Recently there was a fundraiser cocktail party to honor the University of New Orleans’ latest selection as Alumnus of the Year. The pick, Jefferson Parish Sheriff Newell Normand, had, as is customary, been selected by previous winners of the award.

Normand was a popular choice. (As one former winner told him, “I live in New Orleans, so this was my first chance to vote for you.”)

As a high-profile public official it was hoped that he, like other winners, could be an example of the quality of the university’s alumni. (The previous year’s winner was federal judge Jay Zainey; also in the number was former U.S. attorney Jim Letten.) Still, despite the pride of accomplishment, there remains a sense of gloom when the topic is UNO.

Once an example, as fresh as a lake breeze, of a thriving urban university, UNO has been hit hard by budget cuts, population shifts and competition from area universities. Through its history it has been a good school, but one too often devoid of the college life that’s attractive to students with means. As a commuter college it served those who worked while getting an education. The most common praise about the university is that it gave New Orleans a middle class. There is truth to that. Until what was originally known as LSUNO opened in 1959, students had to leave town or afford a private university to get higher-level education. Many were denied the opportunity. By providing quality and inexpensive education, a middle class began to emerge. (Nearby, Southern University in New Orleans was created to do the same for black students, though from the very beginning UNO was integrated and has in recent years had a higher black student enrollment than SUNO.)

For most of its existence UNO’s supporters have complained that the university was an overlooked stepchild of the parent LSU system. In 2011, UNO became part of the University of Louisiana system where it was thought it would be more of an equal player.
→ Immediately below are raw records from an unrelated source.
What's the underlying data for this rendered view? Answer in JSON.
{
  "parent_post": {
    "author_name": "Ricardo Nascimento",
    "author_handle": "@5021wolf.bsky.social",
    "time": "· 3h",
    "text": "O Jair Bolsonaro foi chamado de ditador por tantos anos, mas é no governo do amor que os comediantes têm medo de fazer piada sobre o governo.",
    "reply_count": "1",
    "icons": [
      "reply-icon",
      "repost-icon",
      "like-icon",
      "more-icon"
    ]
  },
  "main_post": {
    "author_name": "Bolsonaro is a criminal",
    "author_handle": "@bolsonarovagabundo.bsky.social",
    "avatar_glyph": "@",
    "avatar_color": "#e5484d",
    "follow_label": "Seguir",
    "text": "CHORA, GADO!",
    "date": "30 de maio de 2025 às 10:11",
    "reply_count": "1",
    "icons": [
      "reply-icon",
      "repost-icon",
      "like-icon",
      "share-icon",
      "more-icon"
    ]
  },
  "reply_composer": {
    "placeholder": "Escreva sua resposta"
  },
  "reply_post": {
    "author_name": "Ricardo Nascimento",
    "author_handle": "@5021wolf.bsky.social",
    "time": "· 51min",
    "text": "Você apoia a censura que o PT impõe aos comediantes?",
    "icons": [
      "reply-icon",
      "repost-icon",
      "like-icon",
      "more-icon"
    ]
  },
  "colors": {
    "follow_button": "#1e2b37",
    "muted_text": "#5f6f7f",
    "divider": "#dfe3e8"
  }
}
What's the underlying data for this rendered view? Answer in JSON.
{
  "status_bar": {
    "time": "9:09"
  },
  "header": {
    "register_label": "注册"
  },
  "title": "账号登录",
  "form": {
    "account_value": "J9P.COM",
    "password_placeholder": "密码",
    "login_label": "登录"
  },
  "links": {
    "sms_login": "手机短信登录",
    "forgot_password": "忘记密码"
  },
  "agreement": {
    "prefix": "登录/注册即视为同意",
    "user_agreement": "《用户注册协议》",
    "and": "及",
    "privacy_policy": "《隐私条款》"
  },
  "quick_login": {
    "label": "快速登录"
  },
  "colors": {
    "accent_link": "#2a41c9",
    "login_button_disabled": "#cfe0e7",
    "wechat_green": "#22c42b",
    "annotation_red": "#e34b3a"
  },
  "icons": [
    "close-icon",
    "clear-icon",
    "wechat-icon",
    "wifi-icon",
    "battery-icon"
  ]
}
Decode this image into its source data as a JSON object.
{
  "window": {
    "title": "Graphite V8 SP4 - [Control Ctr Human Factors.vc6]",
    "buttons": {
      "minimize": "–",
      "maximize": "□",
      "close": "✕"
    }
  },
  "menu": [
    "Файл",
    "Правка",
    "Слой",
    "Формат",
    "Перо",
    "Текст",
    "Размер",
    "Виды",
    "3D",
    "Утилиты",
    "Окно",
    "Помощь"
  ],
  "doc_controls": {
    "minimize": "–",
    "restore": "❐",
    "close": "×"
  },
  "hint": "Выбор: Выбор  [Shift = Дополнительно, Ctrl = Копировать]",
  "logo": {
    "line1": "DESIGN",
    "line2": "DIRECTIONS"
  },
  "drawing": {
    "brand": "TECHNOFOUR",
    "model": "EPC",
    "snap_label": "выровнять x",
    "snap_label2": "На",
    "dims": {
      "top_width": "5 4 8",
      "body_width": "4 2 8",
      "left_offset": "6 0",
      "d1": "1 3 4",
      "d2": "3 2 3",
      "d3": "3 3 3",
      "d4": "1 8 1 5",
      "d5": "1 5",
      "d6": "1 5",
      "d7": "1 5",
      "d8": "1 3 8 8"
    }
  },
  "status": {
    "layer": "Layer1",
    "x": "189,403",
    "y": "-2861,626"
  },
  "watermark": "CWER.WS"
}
While it’s still too early to tell the impact of that change, UNO has faced enough hardships to drop behind in anyone’s system.

A faculty committee has been studying possible restructuring and elimination of some programs. The university is doing what it has to do to face a harsh reality. There are notable growth areas, particularly in tourism-related areas and movie production; on the other side some education programs and upper level political science seem destined for the axe.

Somehow, some way, UNO needs more support, not only from alumni and government but also from groups that recognize the importance of a public urban university. We know many stories of the impact that the university has had on lives including (full disclosure) our own.

Here is an idea: Let’s make UNO a cause for the tricentennial. The university already has a distinguished reputation in history, including being the primogenitor for the World War II Museum, now let’s use history to help save the university.

What a tribute it would be to one day say that New Orleans celebrated its tricentennial by making its middle class even bigger and stronger.